Well, we can all die happy in the knowledge that Barcelona can actually still function without Lionel Messi. Despite the diatribe from some sections of the football world claiming that Barcelona are paralytically boring and ineffective without the World Player of the Year, here we are a day removed from last night, and it is plain to see that the Blaugrana actually played well. Considering the circumstances, it was a fine win, although it is a little disappointing that it took so long to seal the deal so to speak.
Despite only having ten men for 40 minutes of the match, Barcelona dominated in every measurable way. They had 80% possession, they won a staggering 83% of aerial duels (once again, I emphasise that Gerard Pique, the only tall player in the defense was sent off with 40 minutes left) and their pass completion rate of 90% dwarfed the measly 55% that Gijon could muster. On top of that, Barcelona completed four times as many passes as Sporting Gijon, and only allowed four shots. That’s a total domination. Just how did the score stay so low, and why did it take so long for Barcelona to take the lead?
In my match review, I noted that Barcelona settled into a worrying rhythm of non-threatening possession and lax concentration, but allow me to elaborate here. The Blaugrana clearly dominated possession, I mentioned as much above, and it was obvious from the match as well. Gijon did fail to get out of their half, mainly out of choice rather than anything else, but from the stats above, what is the norm in terms of chance creation?
80% possession is amongst the highest of the season, but the score-line is one of the worst of the season at the Camp Nou. The team may have camped in Gijon’s half, but failed to really penetrate Javier Clemente’s organised backline. Despite everything, Barcelona still attempted 40% of their shots from outside of the area. That means that on six occasions in the match, the team settled for second best. Pass, pass, pass, move, move, move; that is a simplified version of the ethos Barcelona strives to follow, but last night, they settled for the passing side without ever really moving around to create opportunities. Eventually, someone gets frustrated, bored even, and lets a shot go from long-range.
If you erase the first goal from memory, how many times did Barcelona keep possession for a sustained period of time with a chance being created at the end of it? In fact, if you erase the goals from memory, how many chances did the team create? It might just be my memory, but I am struggling to remember a single one.

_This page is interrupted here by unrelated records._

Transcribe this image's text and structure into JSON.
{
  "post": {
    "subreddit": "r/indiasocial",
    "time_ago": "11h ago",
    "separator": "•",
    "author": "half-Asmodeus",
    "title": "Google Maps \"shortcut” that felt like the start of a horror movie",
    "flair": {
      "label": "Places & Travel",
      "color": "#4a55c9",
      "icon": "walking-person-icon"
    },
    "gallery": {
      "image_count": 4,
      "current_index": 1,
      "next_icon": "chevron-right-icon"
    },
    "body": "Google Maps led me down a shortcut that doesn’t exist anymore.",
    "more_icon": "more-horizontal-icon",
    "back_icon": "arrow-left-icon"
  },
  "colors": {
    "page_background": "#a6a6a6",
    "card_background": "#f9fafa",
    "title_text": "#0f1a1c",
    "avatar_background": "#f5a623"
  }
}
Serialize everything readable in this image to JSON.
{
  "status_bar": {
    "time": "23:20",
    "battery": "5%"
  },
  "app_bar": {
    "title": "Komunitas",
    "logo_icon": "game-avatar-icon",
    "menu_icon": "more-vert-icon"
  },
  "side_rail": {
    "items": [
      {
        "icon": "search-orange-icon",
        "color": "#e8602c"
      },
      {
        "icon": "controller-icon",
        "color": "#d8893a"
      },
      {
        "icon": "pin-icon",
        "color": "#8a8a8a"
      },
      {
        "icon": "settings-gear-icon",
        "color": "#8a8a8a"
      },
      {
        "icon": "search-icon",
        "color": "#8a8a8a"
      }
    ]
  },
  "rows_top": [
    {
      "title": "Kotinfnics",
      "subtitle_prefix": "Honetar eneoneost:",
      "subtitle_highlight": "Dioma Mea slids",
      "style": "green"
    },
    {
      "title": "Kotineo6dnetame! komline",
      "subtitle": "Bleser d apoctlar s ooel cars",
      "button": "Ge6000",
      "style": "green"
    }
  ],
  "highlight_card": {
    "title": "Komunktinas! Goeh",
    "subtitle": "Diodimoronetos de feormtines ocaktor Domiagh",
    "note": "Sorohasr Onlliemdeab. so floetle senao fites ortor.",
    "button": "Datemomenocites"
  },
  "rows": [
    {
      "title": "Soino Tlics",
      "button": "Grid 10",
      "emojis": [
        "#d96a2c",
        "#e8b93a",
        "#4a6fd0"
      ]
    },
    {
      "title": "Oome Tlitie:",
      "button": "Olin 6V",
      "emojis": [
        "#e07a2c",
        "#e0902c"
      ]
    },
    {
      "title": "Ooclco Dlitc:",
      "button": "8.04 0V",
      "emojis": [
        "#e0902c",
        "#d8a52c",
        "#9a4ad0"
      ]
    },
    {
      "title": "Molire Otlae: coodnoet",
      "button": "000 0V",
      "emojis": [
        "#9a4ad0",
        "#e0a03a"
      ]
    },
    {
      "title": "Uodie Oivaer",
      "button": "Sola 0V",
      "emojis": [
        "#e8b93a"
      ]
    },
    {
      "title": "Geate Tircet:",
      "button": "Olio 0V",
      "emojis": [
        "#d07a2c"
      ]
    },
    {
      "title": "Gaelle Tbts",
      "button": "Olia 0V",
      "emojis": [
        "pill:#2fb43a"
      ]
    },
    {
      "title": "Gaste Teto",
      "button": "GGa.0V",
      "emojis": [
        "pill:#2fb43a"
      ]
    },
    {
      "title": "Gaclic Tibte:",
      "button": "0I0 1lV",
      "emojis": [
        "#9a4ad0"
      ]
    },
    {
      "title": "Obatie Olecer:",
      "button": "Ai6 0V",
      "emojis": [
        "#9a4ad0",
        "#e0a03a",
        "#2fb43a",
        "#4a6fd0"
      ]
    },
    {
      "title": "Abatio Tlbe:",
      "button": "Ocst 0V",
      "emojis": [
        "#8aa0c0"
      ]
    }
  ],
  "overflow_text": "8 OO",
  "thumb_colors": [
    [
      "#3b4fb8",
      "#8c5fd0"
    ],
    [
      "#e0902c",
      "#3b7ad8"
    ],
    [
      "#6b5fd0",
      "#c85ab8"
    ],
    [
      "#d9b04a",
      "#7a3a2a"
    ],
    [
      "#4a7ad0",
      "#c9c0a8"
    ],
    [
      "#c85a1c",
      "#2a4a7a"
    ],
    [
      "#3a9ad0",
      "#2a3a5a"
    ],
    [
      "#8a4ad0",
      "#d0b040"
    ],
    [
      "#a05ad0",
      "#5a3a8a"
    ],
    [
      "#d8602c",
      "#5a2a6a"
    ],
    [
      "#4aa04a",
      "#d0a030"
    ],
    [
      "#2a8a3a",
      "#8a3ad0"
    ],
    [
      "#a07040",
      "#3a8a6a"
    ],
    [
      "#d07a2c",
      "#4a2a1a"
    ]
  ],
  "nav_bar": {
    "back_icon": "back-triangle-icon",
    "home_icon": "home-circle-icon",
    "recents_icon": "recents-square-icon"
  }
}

Then, as for the lax concentration, Barcelona allowed Sporting four shots. Of those four shots, only one was inside the box, and that was David Barral’s goal. The game plan was being executed perfectly up until this stage as Gijon failed to threaten at all on the counter attack, but then almost everyone lost concentration after Gerard Pique’s dismissal, and Barral nipped in front of Valdes to grab an equaliser. This season has been typified by the exorbitant amount of individual errors that have led to goals for the opposition, and yesterday was no different.
It could have been catastrophic, but for all my complaining, both about the team and Seydou Keita in particular, an old favourite returned. That old clinical Barca, the ruthless finishers that only need to create the bare minimum to exact total destruction. Seydou Keita did nothing all game except he did do something, and that something was score a goal and grab an assist. Andres Iniesta fed Xavi for the third goal, his twelfth of the season and a new personal record, and from five shots on target, Barcelona had three goals and all three points. It wasn’t the most memorable display, but it was one of the most effective. What more can you ask?
As with last week, and all weeks to come, the stats are courtesy of WhoScored.com, and cross-referenced where possible.